Here are a couple of quotations that give you the gist of the article:
“What’s so convenient about PDAs, even the newest ones? I still don’t get this. It’s another annoying box you have to carry around and make sure not to lose. Only it fits in your pocket, so it’s exactly what you will lose. It doesn’t hold anything new, but only provides a more convenient way of accessing information already contained on your laptop.”
“And “convenient” simply refers to the fact that you don’t have to sit through a laptop’s boot time. I know of no executive with any real use for PCs who can go on a trip carrying only a PDA. The laptop is always there.”
It’s not surprising, given the prejudice with which Rist approaches the topic, that he doesn’t “get” PDAs. Of course, if you’re going to lug around your lap-top everywhere you take your PDA, the PDA becomes superfluous. And if he’s never met an executive that can go on a trip carrying only a PDA, he needs to get out more. Even the “you’re going to lose it” argument has a flaw: The PDA fits into your pocket. You’re far more likely to take it with you because it’s already in your pocket. You’re less likely to leave it behind because it’s so easy to grab it and drop in into your pocket. (The reason a lot of laptops get left behind is because of the effort it takes to shut it down and pack it away. You’re always leaving it because “you’ll be right back.”

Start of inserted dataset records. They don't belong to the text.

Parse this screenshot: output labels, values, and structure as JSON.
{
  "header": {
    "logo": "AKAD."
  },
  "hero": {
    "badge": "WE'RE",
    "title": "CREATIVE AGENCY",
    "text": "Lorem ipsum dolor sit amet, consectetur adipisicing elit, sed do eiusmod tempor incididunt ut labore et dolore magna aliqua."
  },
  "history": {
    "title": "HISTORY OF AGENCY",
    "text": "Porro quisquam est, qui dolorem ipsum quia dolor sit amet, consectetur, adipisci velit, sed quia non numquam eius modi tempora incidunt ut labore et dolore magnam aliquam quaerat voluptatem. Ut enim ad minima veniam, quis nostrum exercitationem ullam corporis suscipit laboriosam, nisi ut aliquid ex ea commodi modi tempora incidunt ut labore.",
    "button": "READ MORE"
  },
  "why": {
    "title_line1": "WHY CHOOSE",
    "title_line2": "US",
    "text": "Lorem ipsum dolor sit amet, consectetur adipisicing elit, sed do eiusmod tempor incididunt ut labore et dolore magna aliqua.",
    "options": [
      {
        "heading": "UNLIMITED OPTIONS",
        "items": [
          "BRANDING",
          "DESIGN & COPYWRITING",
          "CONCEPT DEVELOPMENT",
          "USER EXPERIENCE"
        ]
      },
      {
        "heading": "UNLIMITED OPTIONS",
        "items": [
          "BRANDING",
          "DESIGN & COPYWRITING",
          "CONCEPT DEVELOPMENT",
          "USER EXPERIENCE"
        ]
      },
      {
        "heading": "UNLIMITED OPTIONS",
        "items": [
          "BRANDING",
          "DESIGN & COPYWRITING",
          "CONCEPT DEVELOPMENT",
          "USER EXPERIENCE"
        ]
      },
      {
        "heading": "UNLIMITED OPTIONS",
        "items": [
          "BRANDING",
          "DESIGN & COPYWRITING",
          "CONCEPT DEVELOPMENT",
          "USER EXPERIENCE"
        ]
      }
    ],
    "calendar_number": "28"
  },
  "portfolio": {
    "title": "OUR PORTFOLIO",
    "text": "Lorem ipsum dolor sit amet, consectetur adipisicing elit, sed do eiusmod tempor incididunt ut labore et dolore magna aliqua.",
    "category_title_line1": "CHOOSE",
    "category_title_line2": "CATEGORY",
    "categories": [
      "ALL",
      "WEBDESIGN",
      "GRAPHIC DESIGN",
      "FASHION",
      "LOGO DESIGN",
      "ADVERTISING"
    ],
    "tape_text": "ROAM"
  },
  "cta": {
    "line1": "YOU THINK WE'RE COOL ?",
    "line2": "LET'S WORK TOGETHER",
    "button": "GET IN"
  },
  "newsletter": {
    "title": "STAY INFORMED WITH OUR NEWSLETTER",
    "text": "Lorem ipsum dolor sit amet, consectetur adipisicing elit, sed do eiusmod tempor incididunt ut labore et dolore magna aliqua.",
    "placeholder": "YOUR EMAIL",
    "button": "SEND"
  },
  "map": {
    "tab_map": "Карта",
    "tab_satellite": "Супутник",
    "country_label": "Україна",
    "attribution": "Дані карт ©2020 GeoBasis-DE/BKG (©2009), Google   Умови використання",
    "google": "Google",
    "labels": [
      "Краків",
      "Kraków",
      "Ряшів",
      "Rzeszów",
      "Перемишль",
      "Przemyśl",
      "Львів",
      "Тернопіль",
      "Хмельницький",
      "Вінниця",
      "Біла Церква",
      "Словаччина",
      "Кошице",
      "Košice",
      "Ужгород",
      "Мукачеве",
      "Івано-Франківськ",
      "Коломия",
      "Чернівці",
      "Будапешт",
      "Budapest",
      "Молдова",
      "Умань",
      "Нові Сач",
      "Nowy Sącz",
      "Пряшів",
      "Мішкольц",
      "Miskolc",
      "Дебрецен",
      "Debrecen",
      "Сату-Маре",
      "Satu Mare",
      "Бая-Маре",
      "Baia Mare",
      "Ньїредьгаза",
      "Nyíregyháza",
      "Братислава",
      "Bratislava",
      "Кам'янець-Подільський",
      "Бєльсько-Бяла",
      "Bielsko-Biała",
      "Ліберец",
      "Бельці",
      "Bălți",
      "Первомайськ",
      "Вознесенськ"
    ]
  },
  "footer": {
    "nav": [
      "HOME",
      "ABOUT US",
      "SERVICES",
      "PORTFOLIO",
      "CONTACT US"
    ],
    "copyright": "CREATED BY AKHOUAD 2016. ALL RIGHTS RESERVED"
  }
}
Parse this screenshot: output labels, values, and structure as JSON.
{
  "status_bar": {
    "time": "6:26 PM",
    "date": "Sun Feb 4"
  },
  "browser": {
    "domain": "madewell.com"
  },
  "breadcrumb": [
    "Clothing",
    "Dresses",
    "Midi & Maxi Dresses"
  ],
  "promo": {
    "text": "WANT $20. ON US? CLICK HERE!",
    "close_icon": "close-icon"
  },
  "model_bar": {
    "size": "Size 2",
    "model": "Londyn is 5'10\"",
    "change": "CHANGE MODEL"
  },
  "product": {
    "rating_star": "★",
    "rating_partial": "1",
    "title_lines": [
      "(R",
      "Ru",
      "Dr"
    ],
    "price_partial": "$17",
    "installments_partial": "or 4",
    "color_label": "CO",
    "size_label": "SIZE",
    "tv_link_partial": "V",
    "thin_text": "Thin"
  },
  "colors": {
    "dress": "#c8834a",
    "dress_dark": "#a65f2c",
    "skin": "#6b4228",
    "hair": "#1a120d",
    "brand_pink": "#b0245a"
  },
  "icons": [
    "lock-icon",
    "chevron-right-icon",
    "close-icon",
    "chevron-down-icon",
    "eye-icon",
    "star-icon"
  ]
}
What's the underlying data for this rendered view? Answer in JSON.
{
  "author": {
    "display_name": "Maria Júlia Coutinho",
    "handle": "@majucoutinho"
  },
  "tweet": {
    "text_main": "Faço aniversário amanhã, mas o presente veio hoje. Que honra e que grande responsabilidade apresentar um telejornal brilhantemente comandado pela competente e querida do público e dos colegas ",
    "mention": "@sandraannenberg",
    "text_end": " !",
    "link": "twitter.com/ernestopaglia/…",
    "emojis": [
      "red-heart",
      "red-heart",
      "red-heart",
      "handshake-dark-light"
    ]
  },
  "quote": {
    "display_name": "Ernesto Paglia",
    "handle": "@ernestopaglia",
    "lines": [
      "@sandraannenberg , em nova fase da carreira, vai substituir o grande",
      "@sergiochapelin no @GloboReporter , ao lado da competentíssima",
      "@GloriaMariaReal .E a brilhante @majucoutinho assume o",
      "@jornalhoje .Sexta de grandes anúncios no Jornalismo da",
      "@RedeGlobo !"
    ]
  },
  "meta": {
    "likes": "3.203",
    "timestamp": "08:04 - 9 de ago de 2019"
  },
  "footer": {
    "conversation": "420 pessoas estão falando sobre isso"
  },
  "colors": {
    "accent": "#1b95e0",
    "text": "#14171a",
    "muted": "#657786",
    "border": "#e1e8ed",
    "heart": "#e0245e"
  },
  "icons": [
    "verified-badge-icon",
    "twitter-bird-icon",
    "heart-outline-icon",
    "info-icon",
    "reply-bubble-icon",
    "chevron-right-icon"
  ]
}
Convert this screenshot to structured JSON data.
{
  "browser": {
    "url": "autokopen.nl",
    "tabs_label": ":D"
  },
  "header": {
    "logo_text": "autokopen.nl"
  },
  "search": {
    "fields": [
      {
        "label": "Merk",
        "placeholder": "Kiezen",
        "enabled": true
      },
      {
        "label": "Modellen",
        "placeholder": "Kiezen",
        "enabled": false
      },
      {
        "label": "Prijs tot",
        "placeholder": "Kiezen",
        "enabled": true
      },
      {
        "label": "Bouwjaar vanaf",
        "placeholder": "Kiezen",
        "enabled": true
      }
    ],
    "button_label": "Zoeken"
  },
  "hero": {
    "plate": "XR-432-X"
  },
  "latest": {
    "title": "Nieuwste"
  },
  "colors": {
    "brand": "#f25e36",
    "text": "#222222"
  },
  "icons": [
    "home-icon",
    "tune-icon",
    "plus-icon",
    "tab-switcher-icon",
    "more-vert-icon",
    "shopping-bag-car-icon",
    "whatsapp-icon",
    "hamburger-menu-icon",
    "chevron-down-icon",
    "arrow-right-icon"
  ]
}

PDAs aren’t for everyone. If you’re reading this, chances are, you’re one of those that they’re for, though. Mr. Rist obviously isn’t, but he makes the common falicy of assuming his experience is normative for all the rest of us. As for me, I don’t even own a lap-top anymore. My PDA does everything I want in the field and no lap-top even approaches the power and flexibility of my desktop system.